I leaned back into the contoured material of the capsule and closed my eyes. This time wasn’t a test, or training, or a dry run. This was it – show time. The inside of this tiny man-sized vessel was as familiar to me as my own skin. I’d chosen to stay awake long enough to watch our ship leave Earth’s atmosphere for what could be the very last time, for me. I wanted to hold that image in my memory, so that it would be the first thing I remembered when I woke up, ten years into the future.
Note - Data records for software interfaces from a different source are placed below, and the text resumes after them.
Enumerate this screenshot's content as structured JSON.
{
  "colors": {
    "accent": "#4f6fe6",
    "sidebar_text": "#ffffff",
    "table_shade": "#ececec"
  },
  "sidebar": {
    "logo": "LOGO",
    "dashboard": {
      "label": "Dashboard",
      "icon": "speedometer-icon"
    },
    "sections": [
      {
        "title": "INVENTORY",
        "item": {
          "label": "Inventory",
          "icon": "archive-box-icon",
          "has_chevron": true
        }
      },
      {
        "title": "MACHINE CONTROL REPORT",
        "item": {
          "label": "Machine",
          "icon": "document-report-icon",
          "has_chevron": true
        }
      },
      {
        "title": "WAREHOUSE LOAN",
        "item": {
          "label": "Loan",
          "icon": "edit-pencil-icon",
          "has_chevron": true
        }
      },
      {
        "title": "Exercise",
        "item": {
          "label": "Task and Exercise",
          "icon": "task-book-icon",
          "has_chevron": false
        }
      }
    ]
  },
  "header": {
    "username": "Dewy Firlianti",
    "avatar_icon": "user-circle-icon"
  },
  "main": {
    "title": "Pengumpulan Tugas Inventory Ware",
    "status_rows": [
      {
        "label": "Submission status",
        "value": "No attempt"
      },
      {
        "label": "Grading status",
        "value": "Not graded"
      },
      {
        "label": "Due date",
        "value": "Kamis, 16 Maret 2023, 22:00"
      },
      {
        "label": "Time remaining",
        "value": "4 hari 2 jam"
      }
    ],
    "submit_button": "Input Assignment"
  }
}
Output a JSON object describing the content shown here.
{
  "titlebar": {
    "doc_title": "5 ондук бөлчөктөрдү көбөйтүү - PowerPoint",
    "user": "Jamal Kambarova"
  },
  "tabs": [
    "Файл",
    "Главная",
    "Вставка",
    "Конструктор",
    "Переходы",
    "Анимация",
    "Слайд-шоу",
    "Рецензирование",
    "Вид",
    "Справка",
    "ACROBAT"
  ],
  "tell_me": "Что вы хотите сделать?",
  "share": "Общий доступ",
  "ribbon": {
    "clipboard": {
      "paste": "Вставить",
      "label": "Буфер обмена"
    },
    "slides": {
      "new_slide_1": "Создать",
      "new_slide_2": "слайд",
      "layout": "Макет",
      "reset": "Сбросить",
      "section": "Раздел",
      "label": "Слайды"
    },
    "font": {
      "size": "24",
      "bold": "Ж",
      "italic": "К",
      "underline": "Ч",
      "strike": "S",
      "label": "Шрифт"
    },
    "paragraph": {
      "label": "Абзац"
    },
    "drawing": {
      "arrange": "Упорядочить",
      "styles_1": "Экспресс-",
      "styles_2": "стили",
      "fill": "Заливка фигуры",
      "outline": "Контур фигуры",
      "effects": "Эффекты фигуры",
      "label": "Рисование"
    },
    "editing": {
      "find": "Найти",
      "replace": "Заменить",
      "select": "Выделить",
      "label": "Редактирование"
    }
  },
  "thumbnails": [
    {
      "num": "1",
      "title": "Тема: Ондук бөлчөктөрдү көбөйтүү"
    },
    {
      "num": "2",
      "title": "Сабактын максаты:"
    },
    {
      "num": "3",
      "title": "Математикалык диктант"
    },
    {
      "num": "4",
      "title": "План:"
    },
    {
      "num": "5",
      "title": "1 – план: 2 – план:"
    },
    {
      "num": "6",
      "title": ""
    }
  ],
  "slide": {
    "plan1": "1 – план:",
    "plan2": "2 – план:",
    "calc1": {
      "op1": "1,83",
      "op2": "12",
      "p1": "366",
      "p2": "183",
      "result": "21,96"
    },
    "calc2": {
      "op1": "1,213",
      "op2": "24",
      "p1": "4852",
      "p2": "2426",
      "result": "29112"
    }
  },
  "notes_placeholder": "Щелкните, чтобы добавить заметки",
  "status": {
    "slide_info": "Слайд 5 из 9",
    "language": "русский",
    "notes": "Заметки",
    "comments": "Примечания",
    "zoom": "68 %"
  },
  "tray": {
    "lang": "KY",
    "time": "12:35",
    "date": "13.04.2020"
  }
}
This hyper sleep chamber would keep me alive until we reached the Orion Galaxy. One of its star systems vaguely resembled our constellation Orion, the hunter. The think tank of astronomers who discovered it, named it after the constellation. The deep space robotic probes that had been sent out two decades ago were just now sending back proof that at least two of the planets in that Galaxy could sustain human life. The program to build a craft space worthy enough to last for a bare minimum of ten years in deep space, began the day the three probes left Earth. In that time period, enough data had been sent back enroute, to make reliable star charts, for the Earth controlled guidance system of the ship I would ride for the next decade, to my destiny.